There's an old addage, usually said with regret and resentment, "Once you're married, you can only hang out with other married people." To my mind, if the thought of spending time as a couple with other couples is a deep and heavy burden to you, you're probably not spending time with the right couples. The moment you became a believer, placing your faith in the redeeming work of Jesus Christ, accomplished on a cross more than two thousand years ago, you became a soldier. You were inducted into an army, conscripted to serve the resurrected Captain, Himself obedient to His Father's marching orders. And the Captain gave a set of standing orders to all His soldiers: beginning with your immediate battleground, and spreading ever outwards, find and train my other soldiers for battle.
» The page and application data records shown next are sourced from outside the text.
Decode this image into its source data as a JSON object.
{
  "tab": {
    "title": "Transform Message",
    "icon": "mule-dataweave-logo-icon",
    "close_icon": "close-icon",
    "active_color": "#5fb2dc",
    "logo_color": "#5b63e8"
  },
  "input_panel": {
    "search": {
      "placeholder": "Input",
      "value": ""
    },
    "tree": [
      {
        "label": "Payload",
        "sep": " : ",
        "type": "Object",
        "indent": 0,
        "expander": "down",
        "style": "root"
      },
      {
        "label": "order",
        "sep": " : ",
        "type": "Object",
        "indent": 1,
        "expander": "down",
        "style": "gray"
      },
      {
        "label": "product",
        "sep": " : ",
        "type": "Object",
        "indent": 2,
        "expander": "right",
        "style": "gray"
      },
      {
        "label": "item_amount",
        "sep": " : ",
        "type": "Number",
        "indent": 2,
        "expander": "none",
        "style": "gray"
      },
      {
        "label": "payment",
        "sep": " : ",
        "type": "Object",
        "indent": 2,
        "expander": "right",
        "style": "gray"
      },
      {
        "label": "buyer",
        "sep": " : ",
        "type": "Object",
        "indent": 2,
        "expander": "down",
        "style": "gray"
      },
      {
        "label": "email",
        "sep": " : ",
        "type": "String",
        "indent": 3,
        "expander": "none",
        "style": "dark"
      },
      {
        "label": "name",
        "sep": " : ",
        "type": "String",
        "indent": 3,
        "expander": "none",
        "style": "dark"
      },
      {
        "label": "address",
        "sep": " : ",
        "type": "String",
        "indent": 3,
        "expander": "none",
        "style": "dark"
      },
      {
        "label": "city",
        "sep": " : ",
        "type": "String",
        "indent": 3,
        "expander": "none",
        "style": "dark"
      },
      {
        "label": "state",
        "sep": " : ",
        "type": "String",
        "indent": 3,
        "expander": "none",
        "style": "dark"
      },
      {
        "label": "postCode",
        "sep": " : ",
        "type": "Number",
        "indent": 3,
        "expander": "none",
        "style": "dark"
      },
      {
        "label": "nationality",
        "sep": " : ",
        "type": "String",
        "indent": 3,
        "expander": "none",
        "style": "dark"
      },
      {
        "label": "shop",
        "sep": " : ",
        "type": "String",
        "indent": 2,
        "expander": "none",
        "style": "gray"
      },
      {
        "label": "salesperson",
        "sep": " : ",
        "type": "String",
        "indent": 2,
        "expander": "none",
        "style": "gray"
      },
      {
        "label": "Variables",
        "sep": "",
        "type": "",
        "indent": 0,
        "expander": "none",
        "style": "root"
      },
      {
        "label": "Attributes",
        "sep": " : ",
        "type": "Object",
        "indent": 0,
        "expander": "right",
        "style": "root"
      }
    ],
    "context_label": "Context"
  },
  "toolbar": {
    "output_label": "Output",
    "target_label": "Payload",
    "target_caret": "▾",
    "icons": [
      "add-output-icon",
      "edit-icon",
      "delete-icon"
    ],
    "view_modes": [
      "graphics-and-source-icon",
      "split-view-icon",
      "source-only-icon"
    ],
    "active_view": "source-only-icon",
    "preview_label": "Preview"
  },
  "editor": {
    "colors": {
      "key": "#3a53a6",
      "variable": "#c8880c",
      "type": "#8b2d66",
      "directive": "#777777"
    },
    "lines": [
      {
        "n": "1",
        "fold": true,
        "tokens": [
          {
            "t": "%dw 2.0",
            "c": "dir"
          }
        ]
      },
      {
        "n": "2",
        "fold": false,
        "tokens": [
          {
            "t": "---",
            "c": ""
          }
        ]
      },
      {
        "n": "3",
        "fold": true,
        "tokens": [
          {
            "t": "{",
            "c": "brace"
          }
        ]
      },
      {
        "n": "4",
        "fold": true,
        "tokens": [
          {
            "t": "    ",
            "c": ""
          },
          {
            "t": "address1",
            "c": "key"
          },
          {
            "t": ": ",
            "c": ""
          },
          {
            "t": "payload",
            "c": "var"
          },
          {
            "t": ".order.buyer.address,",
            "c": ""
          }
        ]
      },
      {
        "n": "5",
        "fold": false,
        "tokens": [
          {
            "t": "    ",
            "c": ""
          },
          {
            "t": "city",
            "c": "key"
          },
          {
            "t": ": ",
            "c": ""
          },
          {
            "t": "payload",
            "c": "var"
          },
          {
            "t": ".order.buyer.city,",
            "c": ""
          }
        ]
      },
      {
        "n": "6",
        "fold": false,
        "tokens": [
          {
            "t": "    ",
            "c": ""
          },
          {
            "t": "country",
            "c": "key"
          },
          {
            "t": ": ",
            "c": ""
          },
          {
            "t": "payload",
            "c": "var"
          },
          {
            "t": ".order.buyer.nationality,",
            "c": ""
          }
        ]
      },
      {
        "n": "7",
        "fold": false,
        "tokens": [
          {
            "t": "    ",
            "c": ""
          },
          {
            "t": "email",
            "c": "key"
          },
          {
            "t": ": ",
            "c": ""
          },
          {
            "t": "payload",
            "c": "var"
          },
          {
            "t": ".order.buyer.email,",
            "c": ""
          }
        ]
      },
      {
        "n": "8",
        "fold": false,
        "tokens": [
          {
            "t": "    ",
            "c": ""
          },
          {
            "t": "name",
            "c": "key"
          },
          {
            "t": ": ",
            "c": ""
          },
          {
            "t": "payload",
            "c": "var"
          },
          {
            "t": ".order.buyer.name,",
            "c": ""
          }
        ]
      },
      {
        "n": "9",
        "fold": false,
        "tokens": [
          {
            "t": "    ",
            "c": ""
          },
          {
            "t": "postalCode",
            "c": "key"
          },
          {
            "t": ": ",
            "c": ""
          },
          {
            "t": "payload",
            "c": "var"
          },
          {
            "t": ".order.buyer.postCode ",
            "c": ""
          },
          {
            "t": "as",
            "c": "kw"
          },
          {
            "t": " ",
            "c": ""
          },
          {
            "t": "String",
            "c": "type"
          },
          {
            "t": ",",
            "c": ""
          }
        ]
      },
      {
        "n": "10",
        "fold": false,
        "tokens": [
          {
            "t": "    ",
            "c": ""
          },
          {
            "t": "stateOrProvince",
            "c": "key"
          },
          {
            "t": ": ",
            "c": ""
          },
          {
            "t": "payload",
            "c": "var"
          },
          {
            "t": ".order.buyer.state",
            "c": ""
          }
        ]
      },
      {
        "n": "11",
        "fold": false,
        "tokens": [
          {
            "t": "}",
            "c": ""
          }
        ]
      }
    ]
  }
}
But, the moment you got married, a second induction ceremony was performed. You became a matched pair, a team within a specialized unit, whose express mission is to publicly represent, through your conduct as a team, the Captain and the sacrifice he made for his soldiers. Not only do you do this, but all the other people in the world who have ever been married had the same job description, whether they knew it or not, whether they fulfilled it intentionally or not.

Carly's thoughts: Friends, we don't battle alone! In the midst of these battle moments, it's oh-so-very encouraging to have another couple come alongside us to remind us that while we might be engaged in battle, the victory has already been won. To bring us dinner when our spiritual muscles are tired, to make us laugh and lift us up in prayer when we are weary. Or, even just to send us very pointed text messages when we are battling each other, instead of the enemy of our souls.


At the end of the day, we're saying two not altogether revolutionary things: spiritual warfare is a thing (that affects your marriage), and have good married friends. But, what we want to stress is that the enemy is real, the attack is real, and in the Western world we often treat it like it's not. We treat spiritual warfare like a thing that only happens in the third world. As a culture, the West has evolved beyond demons, beyond the Devil. Nothing could be further from the truth. If anything, the culture of the West has simply made his job easier for him, which has subsequently allowed him to operate much more subtly - but operate he does, and we are called to stand against him. Moreover, we believe that we are called to take the fight to him in some ways. Am I saying that you should be actively seeking out demons to vanquish, or attempting to summon the devil himself for a battle royale out in the backyard? No. Please don't do that. What I am saying is that we are on offense, not defense. We serve the victorious Captain. Our side has already won the war, and we continue to battle until our Captain forces our enemy to surrender once and for all. But our enemy is the one on the run. He is the one hiding, scheming, manipulating behind the scenes. We stand tall and firm in the faith - and we stand together. This battle that we have been called to fight in is one we were never meant to fight in alone. There are no lone soldiers in God's army. Especially if you're married. If you're married, and your team is completely segregated from any kind of platoon, if you have no unit to belong to, you are vulnerable. Don't get me wrong - the war effort is not vulnerable, just your ability to be an effective part of it, ably and confidently following the marching orders that God lays down before you. 

If you're not sure what spiritual warfare looks like in the Western world, or if you're concerned you and your spouse might be more isolated than you should be, or both, Join us Thursday night at 6:30 for a more in-depth conversation on Facebook Live about how these two integral pieces of the married believer's walk fit together.

Paul MoralesComment